**PROBLEM DESCRIPTION**
Print the listing exactly as it stands, and skip any pictures in it.

**RECORDED INFORMATION**
§ §

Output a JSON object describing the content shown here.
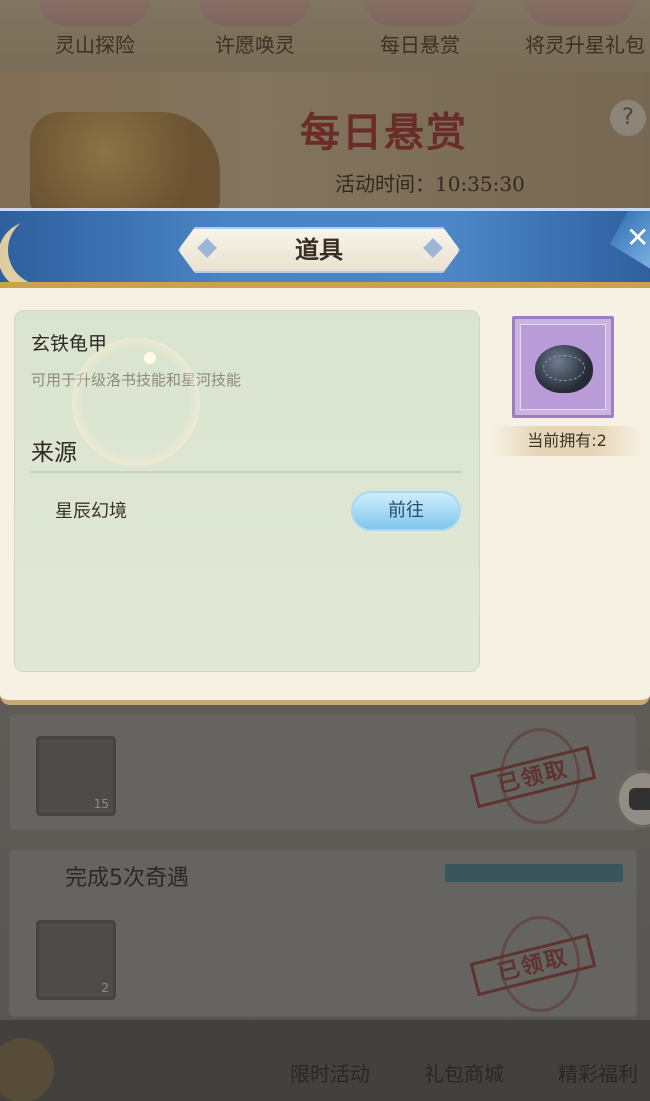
{
  "top_tabs": [
    "灵山探险",
    "许愿唤灵",
    "每日悬赏",
    "将灵升星礼包"
  ],
  "banner": {
    "title": "每日悬赏",
    "time_text": "活动时间：10:35:30",
    "help_icon": "question-icon"
  },
  "tasks": [
    {
      "name": "",
      "item_count": "15",
      "status": "已领取"
    },
    {
      "name": "完成5次奇遇",
      "item_count": "2",
      "status": "已领取",
      "progress": 1.0
    }
  ],
  "bottom_nav": [
    "限时活动",
    "礼包商城",
    "精彩福利"
  ],
  "dialog": {
    "title": "道具",
    "close_icon": "close-icon",
    "item_name": "玄铁龟甲",
    "item_desc": "可用于升级洛书技能和星河技能",
    "source_title": "来源",
    "sources": [
      {
        "name": "星辰幻境",
        "button": "前往"
      }
    ],
    "owned_text": "当前拥有:2",
    "item_icon": "turtle-shell-icon"
  },
  "colors": {
    "dialog_header": "#4a84c4",
    "panel_bg": "#dde6d3",
    "go_button": "#9fd6f3",
    "item_slot": "#cbb4e0",
    "stamp": "#8a3c36"
  }
}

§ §

**ANSWER TO THIS PROBLEM**
Output a JSON object describing the content shown here.
{
  "top_tabs": [
    "灵山探险",
    "许愿唤灵",
    "每日悬赏",
    "将灵升星礼包"
  ],
  "banner": {
    "title": "每日悬赏",
    "time_text": "活动时间：10:35:30",
    "help_icon": "question-icon"
  },
  "tasks": [
    {
      "name": "",
      "item_count": "15",
      "status": "已领取"
    },
    {
      "name": "完成5次奇遇",
      "item_count": "2",
      "status": "已领取",
      "progress": 1.0
    }
  ],
  "bottom_nav": [
    "限时活动",
    "礼包商城",
    "精彩福利"
  ],
  "dialog": {
    "title": "道具",
    "close_icon": "close-icon",
    "item_name": "玄铁龟甲",
    "item_desc": "可用于升级洛书技能和星河技能",
    "source_title": "来源",
    "sources": [
      {
        "name": "星辰幻境",
        "button": "前往"
      }
    ],
    "owned_text": "当前拥有:2",
    "item_icon": "turtle-shell-icon"
  },
  "colors": {
    "dialog_header": "#4a84c4",
    "panel_bg": "#dde6d3",
    "go_button": "#9fd6f3",
    "item_slot": "#cbb4e0",
    "stamp": "#8a3c36"
  }
}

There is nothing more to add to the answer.